> _TASK DETAILS_: Your output should repeat the entries below exactly. It should contain no images.

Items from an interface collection
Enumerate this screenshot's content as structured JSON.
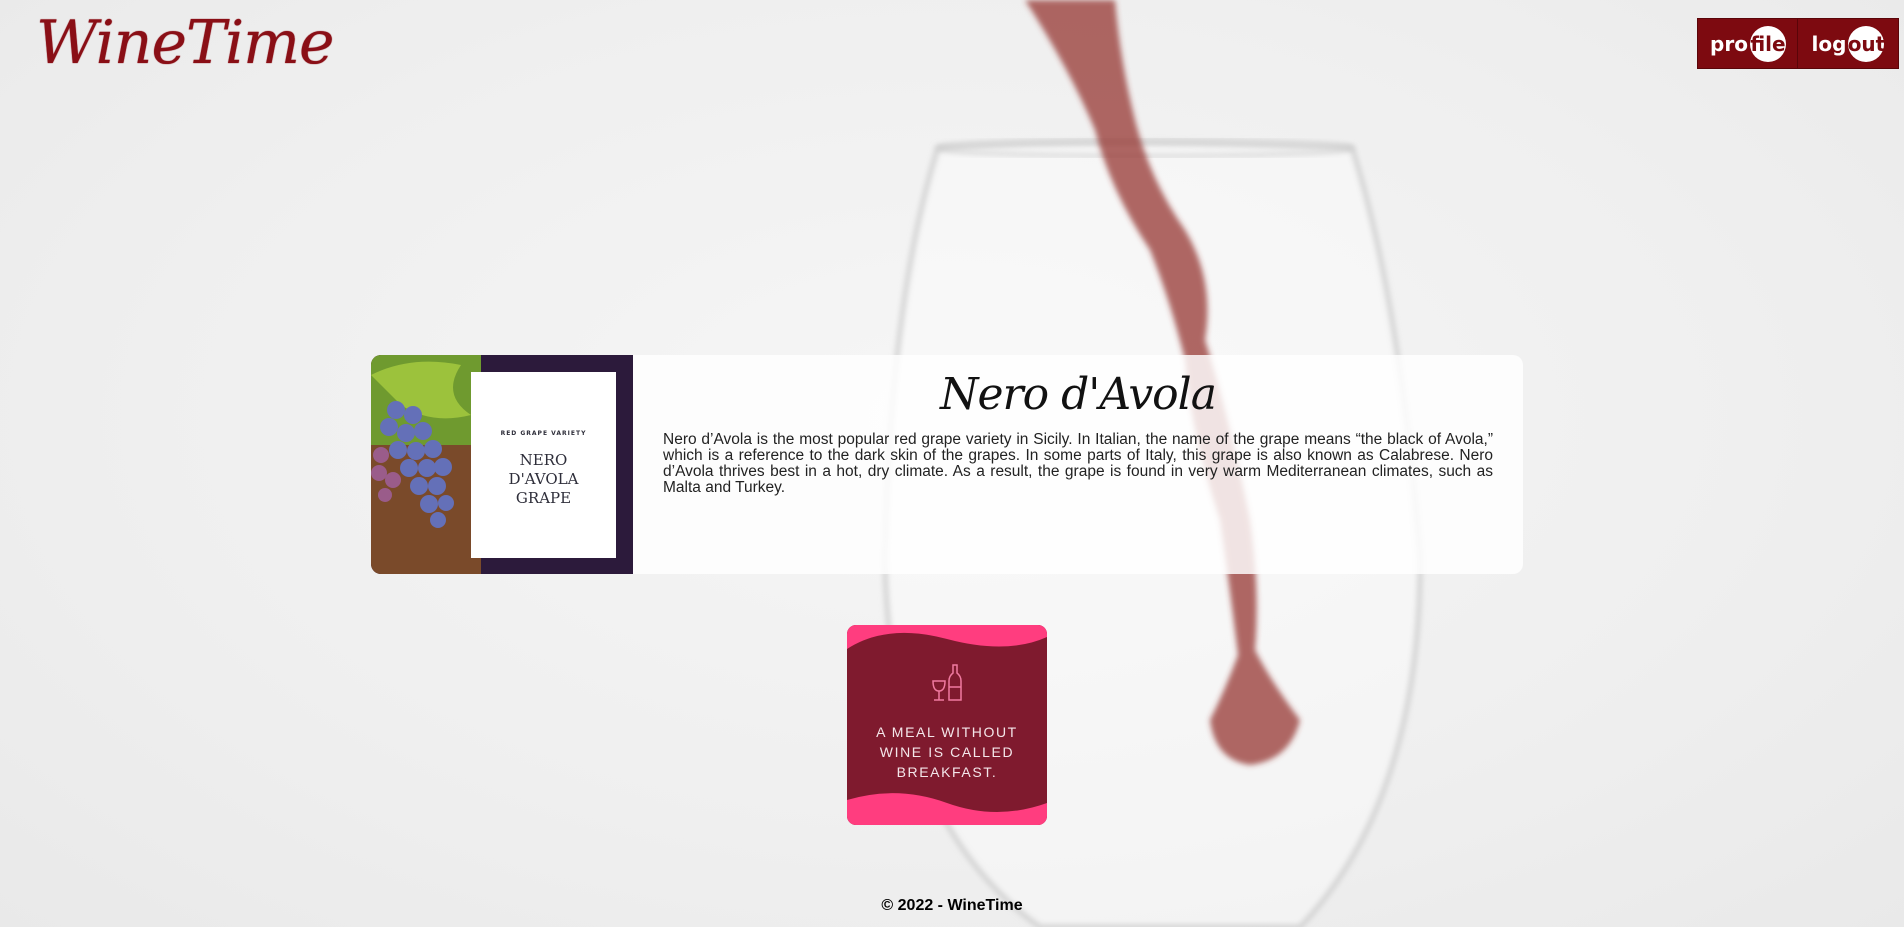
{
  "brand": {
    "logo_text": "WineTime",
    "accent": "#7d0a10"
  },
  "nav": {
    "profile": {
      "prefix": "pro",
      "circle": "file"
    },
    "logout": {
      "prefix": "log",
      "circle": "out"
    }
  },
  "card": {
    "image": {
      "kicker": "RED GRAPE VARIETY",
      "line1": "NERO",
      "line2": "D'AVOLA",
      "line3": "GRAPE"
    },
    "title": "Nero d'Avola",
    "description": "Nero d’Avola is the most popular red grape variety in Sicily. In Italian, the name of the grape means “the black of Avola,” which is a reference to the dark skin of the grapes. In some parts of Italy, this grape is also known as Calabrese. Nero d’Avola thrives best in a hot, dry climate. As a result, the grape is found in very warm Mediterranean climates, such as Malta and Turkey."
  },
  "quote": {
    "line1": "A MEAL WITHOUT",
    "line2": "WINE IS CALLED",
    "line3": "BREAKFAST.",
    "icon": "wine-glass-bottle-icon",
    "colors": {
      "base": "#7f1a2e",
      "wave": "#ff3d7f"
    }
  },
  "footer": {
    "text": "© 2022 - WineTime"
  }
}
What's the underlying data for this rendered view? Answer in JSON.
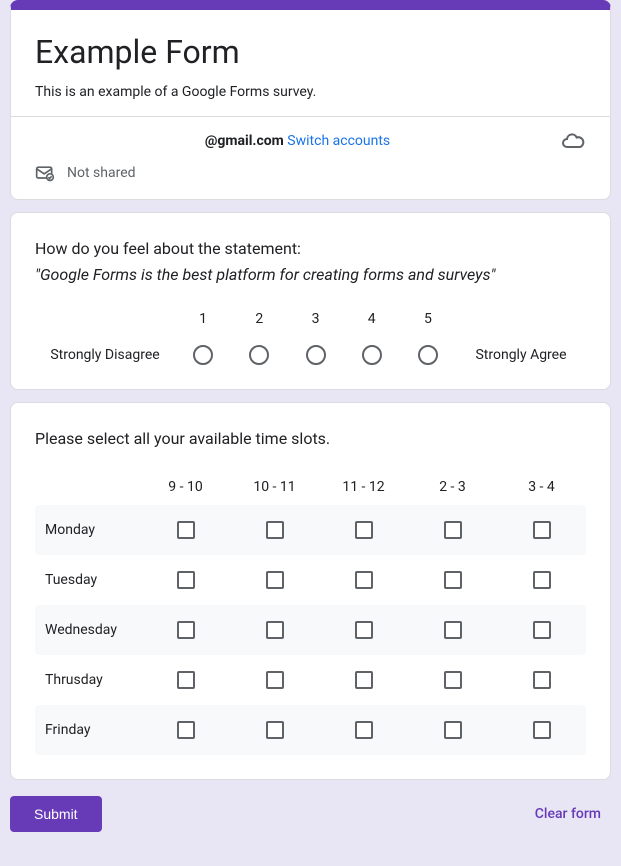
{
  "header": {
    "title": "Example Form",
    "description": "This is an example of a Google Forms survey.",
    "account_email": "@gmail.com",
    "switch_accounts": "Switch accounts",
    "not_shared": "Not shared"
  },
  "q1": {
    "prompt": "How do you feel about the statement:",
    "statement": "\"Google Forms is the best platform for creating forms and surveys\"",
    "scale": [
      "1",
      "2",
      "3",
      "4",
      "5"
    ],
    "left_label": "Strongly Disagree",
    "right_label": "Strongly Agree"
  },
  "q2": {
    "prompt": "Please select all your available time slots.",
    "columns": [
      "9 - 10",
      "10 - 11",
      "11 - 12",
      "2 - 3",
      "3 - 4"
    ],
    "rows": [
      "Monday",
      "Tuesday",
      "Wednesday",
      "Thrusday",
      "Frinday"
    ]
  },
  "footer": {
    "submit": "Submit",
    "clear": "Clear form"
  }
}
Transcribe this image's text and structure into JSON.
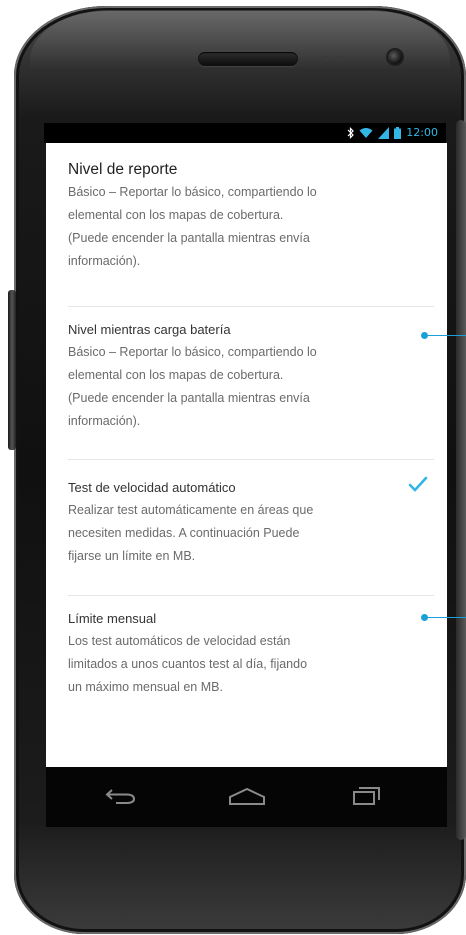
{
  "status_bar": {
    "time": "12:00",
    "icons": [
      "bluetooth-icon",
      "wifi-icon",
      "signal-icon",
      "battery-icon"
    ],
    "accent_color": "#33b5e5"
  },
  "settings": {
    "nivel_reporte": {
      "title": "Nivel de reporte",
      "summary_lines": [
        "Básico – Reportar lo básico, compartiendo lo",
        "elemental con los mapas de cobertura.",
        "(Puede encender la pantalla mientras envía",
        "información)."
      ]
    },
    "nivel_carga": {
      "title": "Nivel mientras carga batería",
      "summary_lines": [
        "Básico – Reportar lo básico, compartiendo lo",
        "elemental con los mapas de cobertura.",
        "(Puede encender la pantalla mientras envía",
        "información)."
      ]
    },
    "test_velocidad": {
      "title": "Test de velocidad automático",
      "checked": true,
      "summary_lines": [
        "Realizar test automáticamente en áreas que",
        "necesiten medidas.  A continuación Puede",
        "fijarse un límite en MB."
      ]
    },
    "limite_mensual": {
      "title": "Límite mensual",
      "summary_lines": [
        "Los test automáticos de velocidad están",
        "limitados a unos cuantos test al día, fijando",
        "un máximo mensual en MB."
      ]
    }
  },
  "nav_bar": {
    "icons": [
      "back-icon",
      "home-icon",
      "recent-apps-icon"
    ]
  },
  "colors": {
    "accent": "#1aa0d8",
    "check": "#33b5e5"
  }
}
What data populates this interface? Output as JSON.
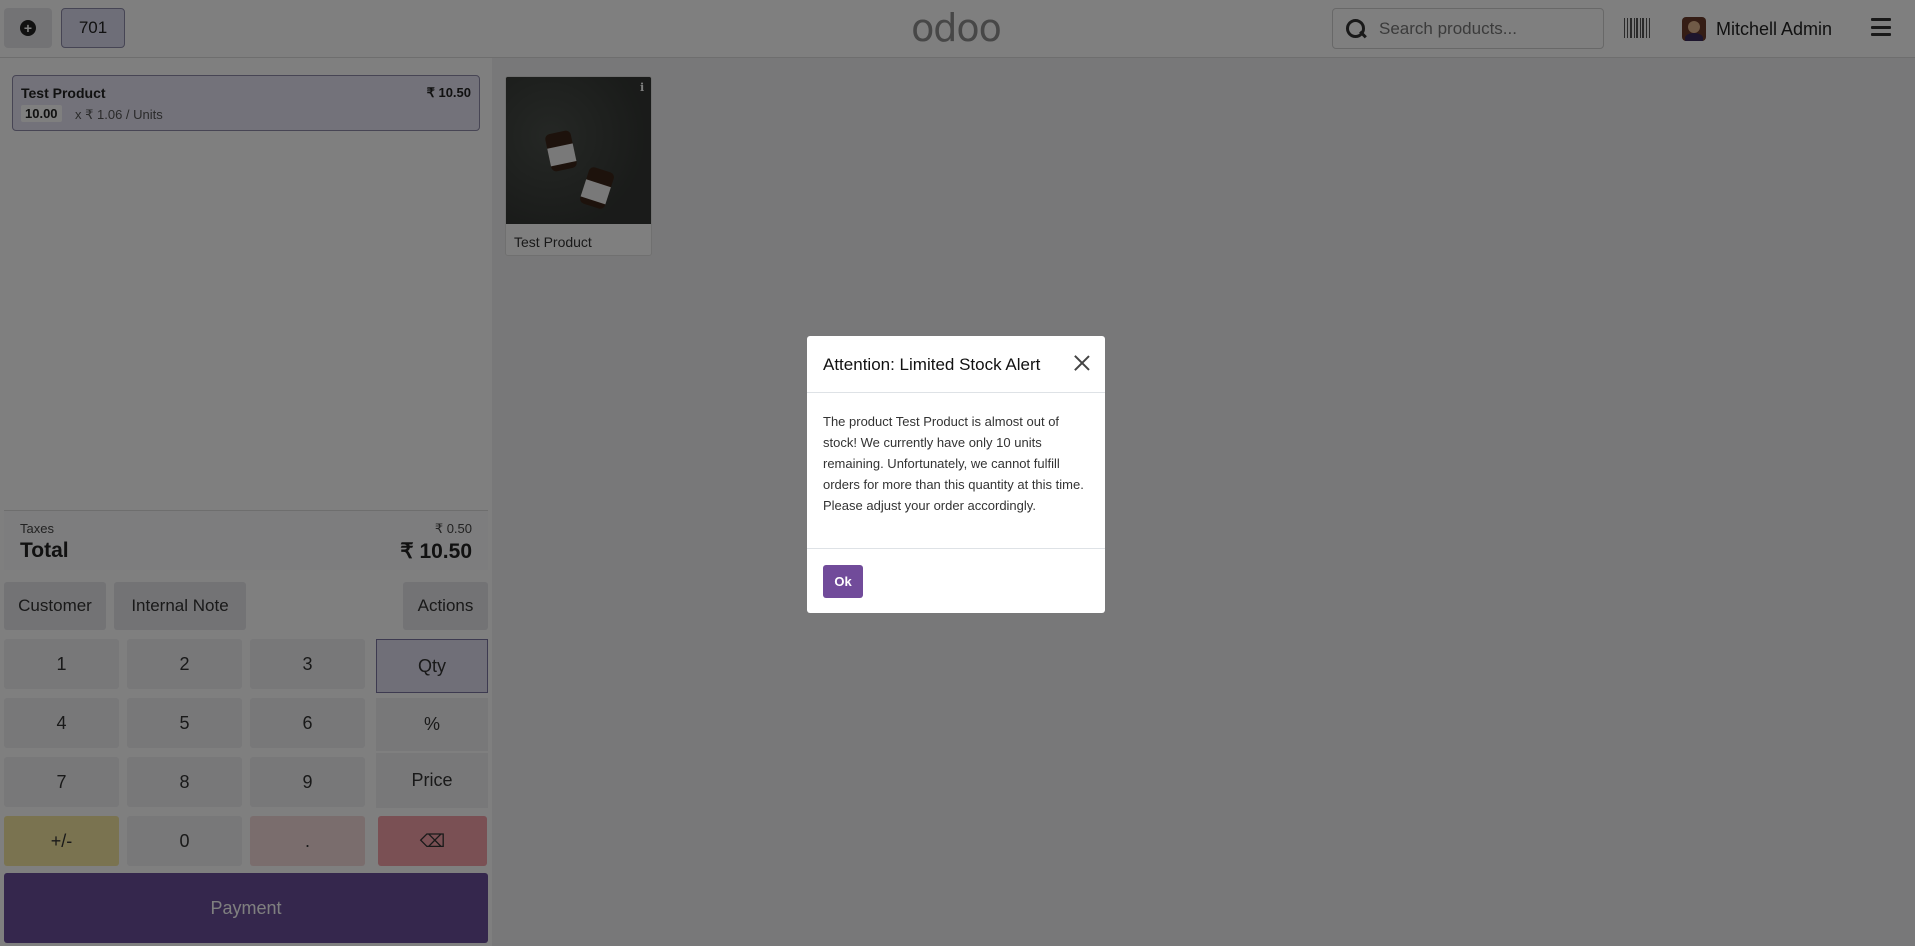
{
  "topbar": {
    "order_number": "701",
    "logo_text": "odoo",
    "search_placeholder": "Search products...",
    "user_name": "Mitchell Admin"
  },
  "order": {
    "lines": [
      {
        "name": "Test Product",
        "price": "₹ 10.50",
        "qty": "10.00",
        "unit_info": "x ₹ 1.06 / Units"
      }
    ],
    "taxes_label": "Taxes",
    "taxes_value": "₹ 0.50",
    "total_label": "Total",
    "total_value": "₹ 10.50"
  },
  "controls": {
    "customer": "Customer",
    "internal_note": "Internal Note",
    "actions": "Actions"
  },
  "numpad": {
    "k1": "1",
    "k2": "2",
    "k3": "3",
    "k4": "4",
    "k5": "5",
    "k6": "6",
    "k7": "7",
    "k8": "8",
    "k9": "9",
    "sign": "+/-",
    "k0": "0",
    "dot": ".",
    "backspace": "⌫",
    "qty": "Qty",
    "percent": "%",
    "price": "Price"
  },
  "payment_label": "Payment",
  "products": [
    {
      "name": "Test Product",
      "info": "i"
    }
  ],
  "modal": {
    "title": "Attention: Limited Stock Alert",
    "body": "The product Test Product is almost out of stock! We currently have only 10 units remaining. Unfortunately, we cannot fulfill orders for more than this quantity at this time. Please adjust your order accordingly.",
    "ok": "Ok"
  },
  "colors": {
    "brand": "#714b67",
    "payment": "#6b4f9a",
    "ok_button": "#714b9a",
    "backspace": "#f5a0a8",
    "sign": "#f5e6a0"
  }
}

> _SOLUTION_:
Enumerate this screenshot's content as structured JSON.
{
  "brand": {
    "logo_text": "WineTime",
    "accent": "#7d0a10"
  },
  "nav": {
    "profile": {
      "prefix": "pro",
      "circle": "file"
    },
    "logout": {
      "prefix": "log",
      "circle": "out"
    }
  },
  "card": {
    "image": {
      "kicker": "RED GRAPE VARIETY",
      "line1": "NERO",
      "line2": "D'AVOLA",
      "line3": "GRAPE"
    },
    "title": "Nero d'Avola",
    "description": "Nero d’Avola is the most popular red grape variety in Sicily. In Italian, the name of the grape means “the black of Avola,” which is a reference to the dark skin of the grapes. In some parts of Italy, this grape is also known as Calabrese. Nero d’Avola thrives best in a hot, dry climate. As a result, the grape is found in very warm Mediterranean climates, such as Malta and Turkey."
  },
  "quote": {
    "line1": "A MEAL WITHOUT",
    "line2": "WINE IS CALLED",
    "line3": "BREAKFAST.",
    "icon": "wine-glass-bottle-icon",
    "colors": {
      "base": "#7f1a2e",
      "wave": "#ff3d7f"
    }
  },
  "footer": {
    "text": "© 2022 - WineTime"
  }
}
What's the underlying data for this rendered view? Answer in JSON.
{
  "header": {
    "title": "Example Form",
    "description": "This is an example of a Google Forms survey.",
    "account_email": "@gmail.com",
    "switch_accounts": "Switch accounts",
    "not_shared": "Not shared"
  },
  "q1": {
    "prompt": "How do you feel about the statement:",
    "statement": "\"Google Forms is the best platform for creating forms and surveys\"",
    "scale": [
      "1",
      "2",
      "3",
      "4",
      "5"
    ],
    "left_label": "Strongly Disagree",
    "right_label": "Strongly Agree"
  },
  "q2": {
    "prompt": "Please select all your available time slots.",
    "columns": [
      "9 - 10",
      "10 - 11",
      "11 - 12",
      "2 - 3",
      "3 - 4"
    ],
    "rows": [
      "Monday",
      "Tuesday",
      "Wednesday",
      "Thrusday",
      "Frinday"
    ]
  },
  "footer": {
    "submit": "Submit",
    "clear": "Clear form"
  }
}
Transcribe this image's text and structure into JSON.
{
  "status_bar": {
    "time": "12:00",
    "icons": [
      "bluetooth-icon",
      "wifi-icon",
      "signal-icon",
      "battery-icon"
    ],
    "accent_color": "#33b5e5"
  },
  "settings": {
    "nivel_reporte": {
      "title": "Nivel de reporte",
      "summary_lines": [
        "Básico – Reportar lo básico, compartiendo lo",
        "elemental con los mapas de cobertura.",
        "(Puede encender la pantalla mientras envía",
        "información)."
      ]
    },
    "nivel_carga": {
      "title": "Nivel mientras carga batería",
      "summary_lines": [
        "Básico – Reportar lo básico, compartiendo lo",
        "elemental con los mapas de cobertura.",
        "(Puede encender la pantalla mientras envía",
        "información)."
      ]
    },
    "test_velocidad": {
      "title": "Test de velocidad automático",
      "checked": true,
      "summary_lines": [
        "Realizar test automáticamente en áreas que",
        "necesiten medidas.  A continuación Puede",
        "fijarse un límite en MB."
      ]
    },
    "limite_mensual": {
      "title": "Límite mensual",
      "summary_lines": [
        "Los test automáticos de velocidad están",
        "limitados a unos cuantos test al día, fijando",
        "un máximo mensual en MB."
      ]
    }
  },
  "nav_bar": {
    "icons": [
      "back-icon",
      "home-icon",
      "recent-apps-icon"
    ]
  },
  "colors": {
    "accent": "#1aa0d8",
    "check": "#33b5e5"
  }
}
What data populates this interface? Output as JSON.
{
  "topbar": {
    "order_number": "701",
    "logo_text": "odoo",
    "search_placeholder": "Search products...",
    "user_name": "Mitchell Admin"
  },
  "order": {
    "lines": [
      {
        "name": "Test Product",
        "price": "₹ 10.50",
        "qty": "10.00",
        "unit_info": "x ₹ 1.06 / Units"
      }
    ],
    "taxes_label": "Taxes",
    "taxes_value": "₹ 0.50",
    "total_label": "Total",
    "total_value": "₹ 10.50"
  },
  "controls": {
    "customer": "Customer",
    "internal_note": "Internal Note",
    "actions": "Actions"
  },
  "numpad": {
    "k1": "1",
    "k2": "2",
    "k3": "3",
    "k4": "4",
    "k5": "5",
    "k6": "6",
    "k7": "7",
    "k8": "8",
    "k9": "9",
    "sign": "+/-",
    "k0": "0",
    "dot": ".",
    "backspace": "⌫",
    "qty": "Qty",
    "percent": "%",
    "price": "Price"
  },
  "payment_label": "Payment",
  "products": [
    {
      "name": "Test Product",
      "info": "i"
    }
  ],
  "modal": {
    "title": "Attention: Limited Stock Alert",
    "body": "The product Test Product is almost out of stock! We currently have only 10 units remaining. Unfortunately, we cannot fulfill orders for more than this quantity at this time. Please adjust your order accordingly.",
    "ok": "Ok"
  },
  "colors": {
    "brand": "#714b67",
    "payment": "#6b4f9a",
    "ok_button": "#714b9a",
    "backspace": "#f5a0a8",
    "sign": "#f5e6a0"
  }
}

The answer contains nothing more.